To find clarity, one must first ask themselves what they believe in. An individual's core values (see Core Values blog) are at the base of who a person is and are what make each person uniquely them. I suggest to clients that they ask themselves the hard questions about what makes them unique. For example, what are your feelings on sex, love, money, morality, the meaning of life, and the meaning of death? Examine your emotions and beliefs in regard to these values and where they come from.
Of course, there are so many beliefs that speak to the core of who we are that examining all of them at once would overwhelming and exhausting to most people. So, consider starting with the six mentioned above.
I love T-Charts. They are my "go to" tool when things seem out of whack in my own life or when I need to break things down into logical little chunks. In this instance, I have modified the T-Chart into a new form so additional documentation can be provided.
So here we go. Draw your own Modified T-Chart or use the Defining Values Form I have provided, and list the following ideals down the left-hand side: Sex, Love, Money, Morality, The Meaning of Life, and The Meaning of Death. To the right of that column write down what your feelings are as they pertain to each ideal. Let's be clear here. The only way this exercise works is if you are honest with yourself and actually write down what you hold to be true.
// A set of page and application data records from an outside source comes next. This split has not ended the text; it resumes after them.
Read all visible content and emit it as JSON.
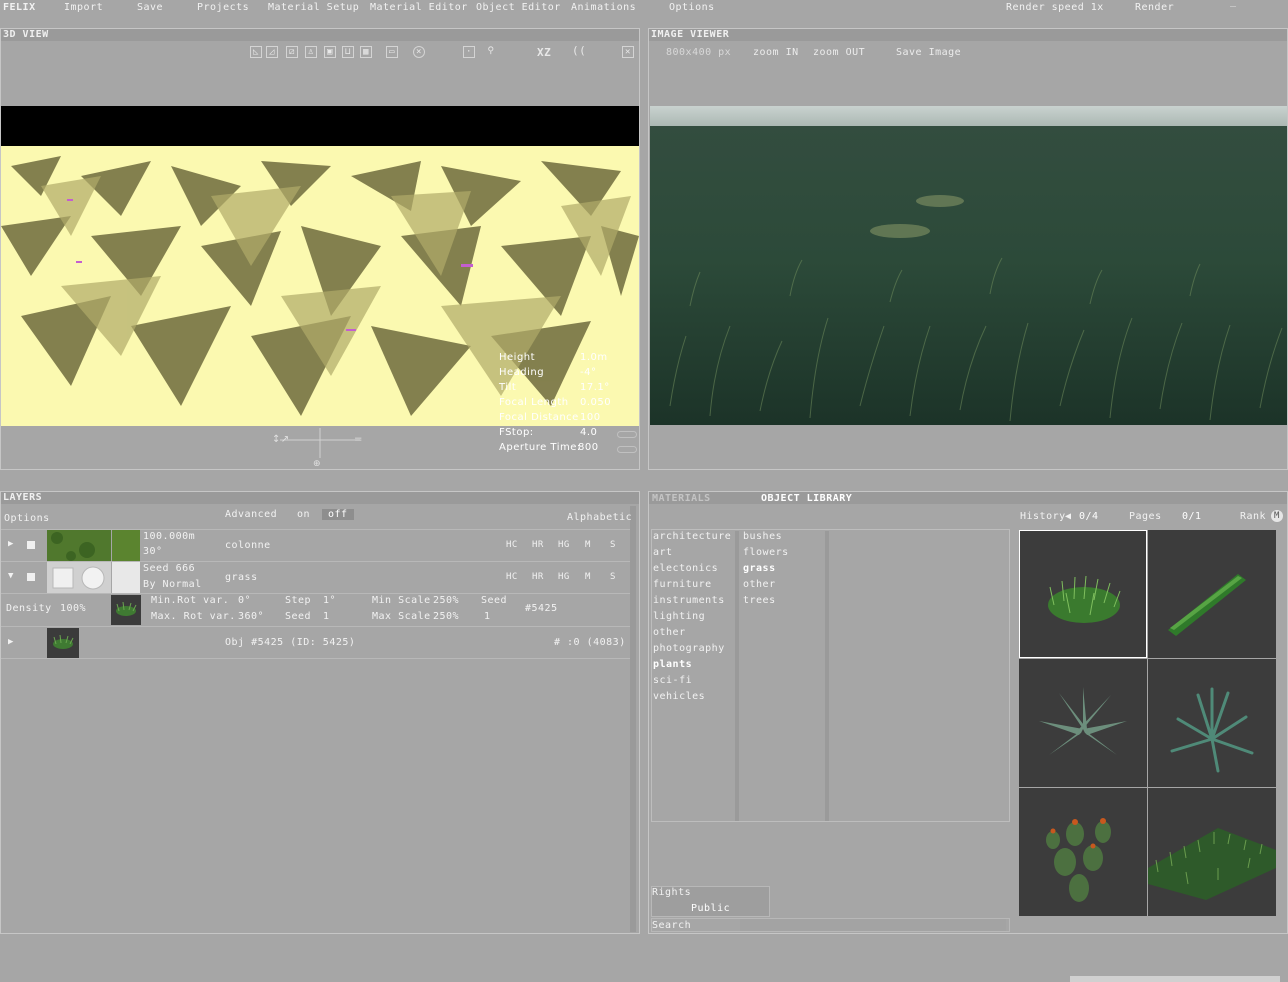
{
  "menu": {
    "app_name": "FELIX",
    "items": [
      "Import",
      "Save",
      "Projects",
      "Material Setup",
      "Material Editor",
      "Object Editor",
      "Animations",
      "Options"
    ],
    "render_speed": "Render speed 1x",
    "render": "Render",
    "window_controls": [
      "_",
      "‾"
    ]
  },
  "view3d": {
    "title": "3D VIEW",
    "toolbar_icons": [
      "triangle-icon",
      "wedge-icon",
      "slash-box-icon",
      "chair-icon",
      "cube-icon",
      "bucket-icon",
      "grid-icon",
      "window-icon",
      "target-icon",
      "add-box-icon",
      "light-icon",
      "xz-axis-icon",
      "camera-lens-icon",
      "close-icon"
    ],
    "xz_label": "XZ",
    "camera": {
      "labels": [
        "Height",
        "Heading",
        "Tilt",
        "Focal Length",
        "Focal Distance",
        "FStop:",
        "Aperture Time:"
      ],
      "values": [
        "1.0m",
        "-4°",
        "17.1°",
        "0.050",
        "100",
        "4.0",
        "800"
      ]
    }
  },
  "image_viewer": {
    "title": "IMAGE VIEWER",
    "size": "800x400 px",
    "zoom_in": "zoom IN",
    "zoom_out": "zoom OUT",
    "save_image": "Save Image"
  },
  "layers": {
    "title": "LAYERS",
    "options": "Options",
    "advanced": "Advanced",
    "on": "on",
    "off": "off",
    "alphabetic": "Alphabetic",
    "rows": [
      {
        "line1": "100.000m",
        "line2": "30°",
        "name": "colonne",
        "flags": [
          "HC",
          "HR",
          "HG",
          "M",
          "S"
        ]
      },
      {
        "line1": "Seed 666",
        "line2": "By Normal",
        "name": "grass",
        "flags": [
          "HC",
          "HR",
          "HG",
          "M",
          "S"
        ]
      }
    ],
    "density_label": "Density",
    "density_value": "100%",
    "min_rot_label": "Min.Rot var.",
    "min_rot_value": "0°",
    "max_rot_label": "Max. Rot var.",
    "max_rot_value": "360°",
    "step_label": "Step",
    "step_value": "1°",
    "seed_label": "Seed",
    "seed_value": "1",
    "min_scale_label": "Min Scale",
    "min_scale_value": "250%",
    "max_scale_label": "Max Scale",
    "max_scale_value": "250%",
    "seed2_label": "Seed",
    "seed2_value": "1",
    "obj_ref": "#5425",
    "object_row": "Obj #5425 (ID: 5425)",
    "object_count": "# :0 (4083)"
  },
  "library": {
    "materials_tab": "MATERIALS",
    "object_library_tab": "OBJECT LIBRARY",
    "history": "History",
    "history_value": "0/4",
    "pages": "Pages",
    "pages_value": "0/1",
    "rank": "Rank",
    "categories": [
      "architecture",
      "art",
      "electonics",
      "furniture",
      "instruments",
      "lighting",
      "other",
      "photography",
      "plants",
      "sci-fi",
      "vehicles"
    ],
    "subcategories": [
      "bushes",
      "flowers",
      "grass",
      "other",
      "trees"
    ],
    "rights": "Rights",
    "public": "Public",
    "search": "Search",
    "colors": {
      "grass_dark": "#2e5a2a",
      "grass_light": "#5f9a47",
      "tile_bg": "#3b3b3b"
    }
  }
}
Once you have listed your feelings in regard to those beliefs, decide if these ideals are consistent or inconsistent. Create a column to the right of that, and list where those beliefs came from. Was it your mom or dad, a grandparent, a spiritual leader or did you create it yourself?
Figuring out where you "fit" inside this belief system is what will give you clarity. The reason for examination of each belief is simply to provide clarity as to the areas where such belief patterns are stifling or preventing self growth. This is achieved by deriving the source of your beliefs and assessing your responses. Now comes the hard but enlightening part, the homework.
Examine each belief and ask yourself the following questions.
Do you see any patterns?
Who was instrumental in helping you form this belief?
Did personal experience create or alter this belief?
Do these specific beliefs have a sense of truth or not that ring true to you?
Does this belief make sense?
Think back to those people who helped you form this belief. How did this belief affect their life(s)?
Do these beliefs reflect fear or lack of understanding?
Is this belief self-limiting and restrictive?
Does this belief prevent you from moving forward?
Is this belief liberating?
Does this belief allow and encourage you to move forward and grow?
Are you solid in this belief that you should hold onto it?
Is this belief illogical? Can you let it go?
Is your emotional connection to this belief intuitive or intellectual?
Finding clearness of thought or being can seem overwhelming because we always have so much going on inside our heads. But, do not lament too heavily because you have more clarity than you think you do. The beauty of beliefs is that they work (usually pretty effectively) on the subconscious level. The values and beliefs which define you are constantly working in the background, working to keep you true to yourself. However, actions and words that come from unwholesome mental beliefs can set up the opportunity for us to hurt both ourselves and others.
If you find your self questioning your inner clarity, then you may instinctively be noting that there is an imbalance in your core values. My suggestion, ask the heavy questions above.